§ THE PROBLEM:
An exact copy of every record is the expected answer.

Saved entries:
[Start of section]
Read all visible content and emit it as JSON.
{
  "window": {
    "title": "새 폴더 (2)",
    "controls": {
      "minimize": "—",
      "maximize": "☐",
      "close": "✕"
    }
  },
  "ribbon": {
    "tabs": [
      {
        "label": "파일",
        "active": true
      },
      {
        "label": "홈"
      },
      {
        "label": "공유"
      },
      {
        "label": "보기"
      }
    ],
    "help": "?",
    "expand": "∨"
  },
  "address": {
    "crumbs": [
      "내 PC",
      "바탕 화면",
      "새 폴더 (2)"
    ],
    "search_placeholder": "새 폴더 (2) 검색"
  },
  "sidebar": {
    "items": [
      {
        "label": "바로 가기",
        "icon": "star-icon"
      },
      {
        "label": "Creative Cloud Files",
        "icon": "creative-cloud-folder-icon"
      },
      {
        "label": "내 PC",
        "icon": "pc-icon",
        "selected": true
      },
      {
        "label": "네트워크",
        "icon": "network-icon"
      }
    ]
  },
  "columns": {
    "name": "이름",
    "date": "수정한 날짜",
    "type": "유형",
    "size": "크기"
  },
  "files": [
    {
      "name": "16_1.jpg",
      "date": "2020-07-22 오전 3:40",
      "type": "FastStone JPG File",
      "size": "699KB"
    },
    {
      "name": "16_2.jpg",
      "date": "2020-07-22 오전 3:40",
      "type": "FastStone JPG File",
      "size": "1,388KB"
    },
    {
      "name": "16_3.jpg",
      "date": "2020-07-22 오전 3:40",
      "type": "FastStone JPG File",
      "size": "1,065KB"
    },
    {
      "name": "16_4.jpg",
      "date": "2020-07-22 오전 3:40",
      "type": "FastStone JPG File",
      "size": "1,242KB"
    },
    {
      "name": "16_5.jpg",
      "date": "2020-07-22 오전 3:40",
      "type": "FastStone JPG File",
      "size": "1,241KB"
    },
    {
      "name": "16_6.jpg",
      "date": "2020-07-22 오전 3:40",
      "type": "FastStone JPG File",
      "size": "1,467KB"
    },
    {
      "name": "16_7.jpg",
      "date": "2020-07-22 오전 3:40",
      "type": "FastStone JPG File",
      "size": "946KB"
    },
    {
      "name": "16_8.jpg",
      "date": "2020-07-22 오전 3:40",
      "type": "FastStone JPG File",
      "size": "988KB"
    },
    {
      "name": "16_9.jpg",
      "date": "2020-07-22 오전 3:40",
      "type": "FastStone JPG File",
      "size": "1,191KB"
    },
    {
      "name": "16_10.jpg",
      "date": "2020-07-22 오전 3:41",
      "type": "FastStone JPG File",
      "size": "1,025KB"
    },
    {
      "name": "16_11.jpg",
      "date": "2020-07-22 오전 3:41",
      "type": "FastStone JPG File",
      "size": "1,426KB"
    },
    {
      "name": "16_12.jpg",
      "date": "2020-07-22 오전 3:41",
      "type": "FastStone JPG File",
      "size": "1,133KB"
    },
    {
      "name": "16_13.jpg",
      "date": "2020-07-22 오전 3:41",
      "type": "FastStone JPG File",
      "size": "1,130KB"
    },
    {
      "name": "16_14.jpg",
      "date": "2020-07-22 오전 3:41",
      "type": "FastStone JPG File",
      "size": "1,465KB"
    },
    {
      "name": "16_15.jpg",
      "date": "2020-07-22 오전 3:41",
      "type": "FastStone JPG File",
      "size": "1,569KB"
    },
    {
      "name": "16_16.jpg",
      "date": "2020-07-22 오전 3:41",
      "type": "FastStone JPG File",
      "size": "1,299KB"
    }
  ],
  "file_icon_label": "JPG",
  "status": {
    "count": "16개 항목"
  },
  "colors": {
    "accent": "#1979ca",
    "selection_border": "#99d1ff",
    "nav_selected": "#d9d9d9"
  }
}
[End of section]
§ RESULT:
Read all visible content and emit it as JSON.
{
  "window": {
    "title": "새 폴더 (2)",
    "controls": {
      "minimize": "—",
      "maximize": "☐",
      "close": "✕"
    }
  },
  "ribbon": {
    "tabs": [
      {
        "label": "파일",
        "active": true
      },
      {
        "label": "홈"
      },
      {
        "label": "공유"
      },
      {
        "label": "보기"
      }
    ],
    "help": "?",
    "expand": "∨"
  },
  "address": {
    "crumbs": [
      "내 PC",
      "바탕 화면",
      "새 폴더 (2)"
    ],
    "search_placeholder": "새 폴더 (2) 검색"
  },
  "sidebar": {
    "items": [
      {
        "label": "바로 가기",
        "icon": "star-icon"
      },
      {
        "label": "Creative Cloud Files",
        "icon": "creative-cloud-folder-icon"
      },
      {
        "label": "내 PC",
        "icon": "pc-icon",
        "selected": true
      },
      {
        "label": "네트워크",
        "icon": "network-icon"
      }
    ]
  },
  "columns": {
    "name": "이름",
    "date": "수정한 날짜",
    "type": "유형",
    "size": "크기"
  },
  "files": [
    {
      "name": "16_1.jpg",
      "date": "2020-07-22 오전 3:40",
      "type": "FastStone JPG File",
      "size": "699KB"
    },
    {
      "name": "16_2.jpg",
      "date": "2020-07-22 오전 3:40",
      "type": "FastStone JPG File",
      "size": "1,388KB"
    },
    {
      "name": "16_3.jpg",
      "date": "2020-07-22 오전 3:40",
      "type": "FastStone JPG File",
      "size": "1,065KB"
    },
    {
      "name": "16_4.jpg",
      "date": "2020-07-22 오전 3:40",
      "type": "FastStone JPG File",
      "size": "1,242KB"
    },
    {
      "name": "16_5.jpg",
      "date": "2020-07-22 오전 3:40",
      "type": "FastStone JPG File",
      "size": "1,241KB"
    },
    {
      "name": "16_6.jpg",
      "date": "2020-07-22 오전 3:40",
      "type": "FastStone JPG File",
      "size": "1,467KB"
    },
    {
      "name": "16_7.jpg",
      "date": "2020-07-22 오전 3:40",
      "type": "FastStone JPG File",
      "size": "946KB"
    },
    {
      "name": "16_8.jpg",
      "date": "2020-07-22 오전 3:40",
      "type": "FastStone JPG File",
      "size": "988KB"
    },
    {
      "name": "16_9.jpg",
      "date": "2020-07-22 오전 3:40",
      "type": "FastStone JPG File",
      "size": "1,191KB"
    },
    {
      "name": "16_10.jpg",
      "date": "2020-07-22 오전 3:41",
      "type": "FastStone JPG File",
      "size": "1,025KB"
    },
    {
      "name": "16_11.jpg",
      "date": "2020-07-22 오전 3:41",
      "type": "FastStone JPG File",
      "size": "1,426KB"
    },
    {
      "name": "16_12.jpg",
      "date": "2020-07-22 오전 3:41",
      "type": "FastStone JPG File",
      "size": "1,133KB"
    },
    {
      "name": "16_13.jpg",
      "date": "2020-07-22 오전 3:41",
      "type": "FastStone JPG File",
      "size": "1,130KB"
    },
    {
      "name": "16_14.jpg",
      "date": "2020-07-22 오전 3:41",
      "type": "FastStone JPG File",
      "size": "1,465KB"
    },
    {
      "name": "16_15.jpg",
      "date": "2020-07-22 오전 3:41",
      "type": "FastStone JPG File",
      "size": "1,569KB"
    },
    {
      "name": "16_16.jpg",
      "date": "2020-07-22 오전 3:41",
      "type": "FastStone JPG File",
      "size": "1,299KB"
    }
  ],
  "file_icon_label": "JPG",
  "status": {
    "count": "16개 항목"
  },
  "colors": {
    "accent": "#1979ca",
    "selection_border": "#99d1ff",
    "nav_selected": "#d9d9d9"
  }
}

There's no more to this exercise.